Chapter 5 provides as full a description of the crypt as is ever likely to be achieved in an archaeological report of a medieval church. The sculptures, paintings, and inscriptions found in the crypt are also described. Even details such as the chronology of plasters are included in this chapter. Plaster and painting layers are crucial for establishing various building phases and the use of several chapels. Emmanuelle Cadet's sub-chapter on plasters and paintings, detailed in its description of ten types of Carolingian plasters, makes sense of the original use of the chapels of St. Lawrence, St. Stephen, and the adjacent hallways. Fabrice Henrion's encart on the sarcophagus of Bishop Chrestien (293) will no doubt retain the reader's attention for its description of the techniques used to recuperate, analyze, and identify the remains of a poorly preserved male skeleton. Chapter 6 ties various archaeological and historical arguments together in an attempt to reconstruct the history of the site. There are sixteen building phases, ten of which cover the medieval period, from the fifth to the fourteenth century. While presenting this detailed survey, Sapin does not shy away from interpretation or from comparing the abbey of St. Germain to other examples of Carolingian, Romanesque, or Gothic architecture. The analytic categories and attendant assumptions (such as "expansion" or "exegetic traditions") will be familiar to art historians, and the author is concerned with reconstructing the past, rather than questioning them. Yet by its focus and attention to detail, Sapin's chapter on Carolingian architecture highlights the need to tread carefully in accounts of local, regional, and large-scale developments in church architecture between the ninth and the eleventh centuries. By contrast, Noelle Deflou-Leca's chapter on the abbey's estates in the Burgundian borderlands (chapter 7) reveals a very localized network of resources, by no means comparable to that of the large Benedictine abbeys of the same period.
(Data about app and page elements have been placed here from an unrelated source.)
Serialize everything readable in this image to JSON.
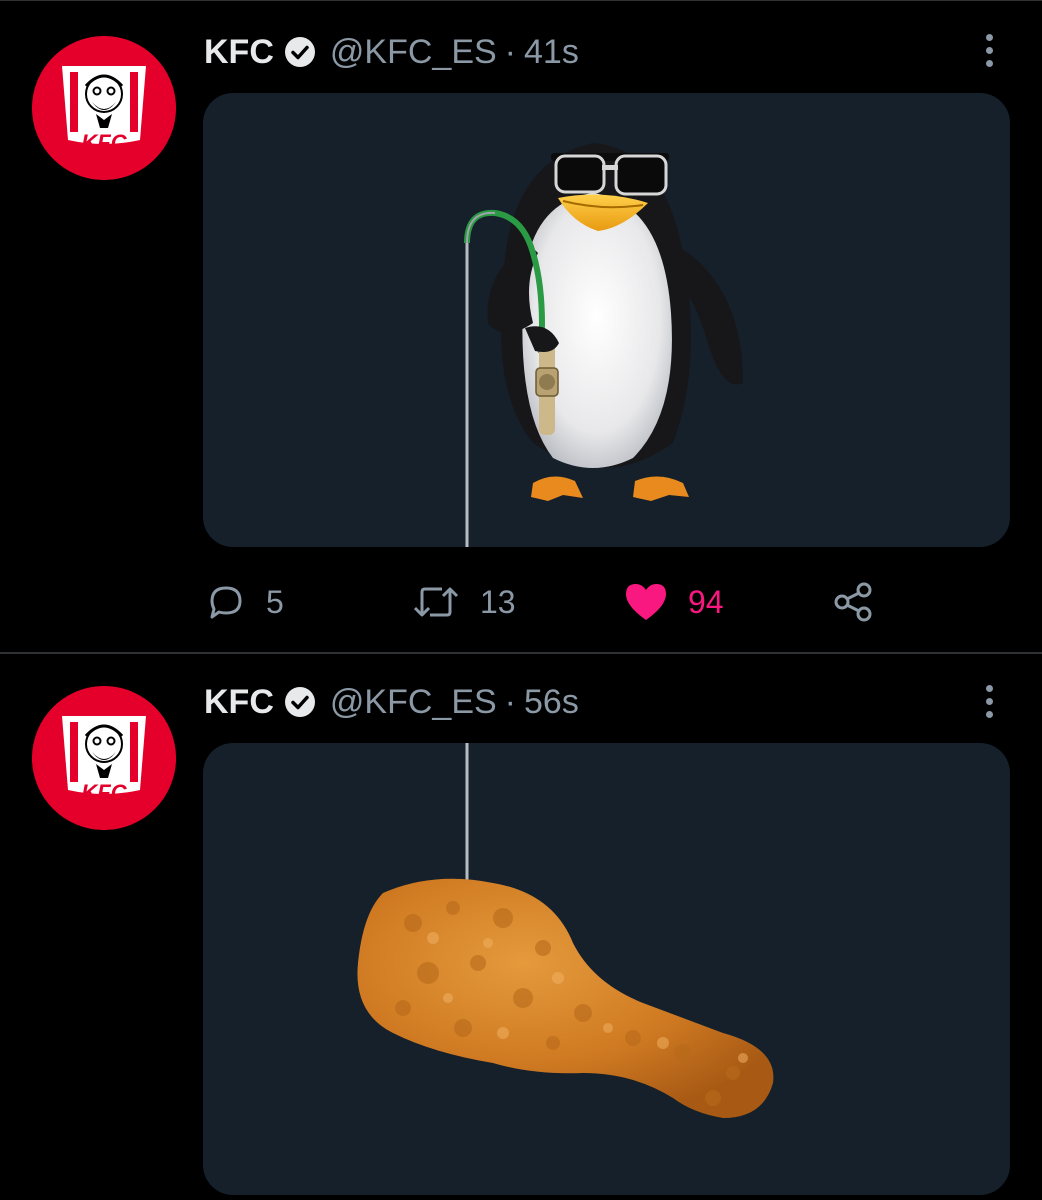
{
  "tweets": [
    {
      "display_name": "KFC",
      "verified": true,
      "handle": "@KFC_ES",
      "separator": "·",
      "time": "41s",
      "avatar_text": "KFC",
      "media": "penguin-with-fishing-rod",
      "actions": {
        "replies": "5",
        "retweets": "13",
        "likes": "94",
        "liked": true
      }
    },
    {
      "display_name": "KFC",
      "verified": true,
      "handle": "@KFC_ES",
      "separator": "·",
      "time": "56s",
      "avatar_text": "KFC",
      "media": "fried-chicken-drumstick-on-line"
    }
  ],
  "colors": {
    "background": "#000000",
    "media_background": "#15202b",
    "kfc_red": "#e4002b",
    "like_pink": "#f91880",
    "secondary_text": "#8b98a5"
  }
}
The final section of the book brings up a variety of subjects pertaining to burials (chapter 8), sculpture (chapter 9), masonry (chapter 10), the bell-casting workshop (chapter 11), and "finds" (chapter 12, including headings on mosaics, stained glass, pottery, metal artifacts, and coins). The volume is lavishly illustrated with high-quality color and black-and- white pictures, clear maps, and diagrams, and technically informative drawings of various artifacts. Sapin has presented us with a very solid piece of work and enough data to keep generations of scholars busy continuing the analysis. The publication in so much detail of the research at Saint-Germain in Auxerre should increase interest in the early medieval architecture of Burgundy. A particularly important aspect of the Saint-Germain excavations lies in the light they may come to throw on the relation between the abbey and the medieval landscape, in terms of both site location and resource management, one of the most interesting aspects of current research in monastic archaeology. For historians of medieval monasteries who might not cross paths often with the archaeological evidence, this book--not to mention the larger body of work of Christian Sapin and his team--is well worth the foray. For archaeologists, this excellent volume contributes a corpus of impressively documented material from a pivotal area of medieval France.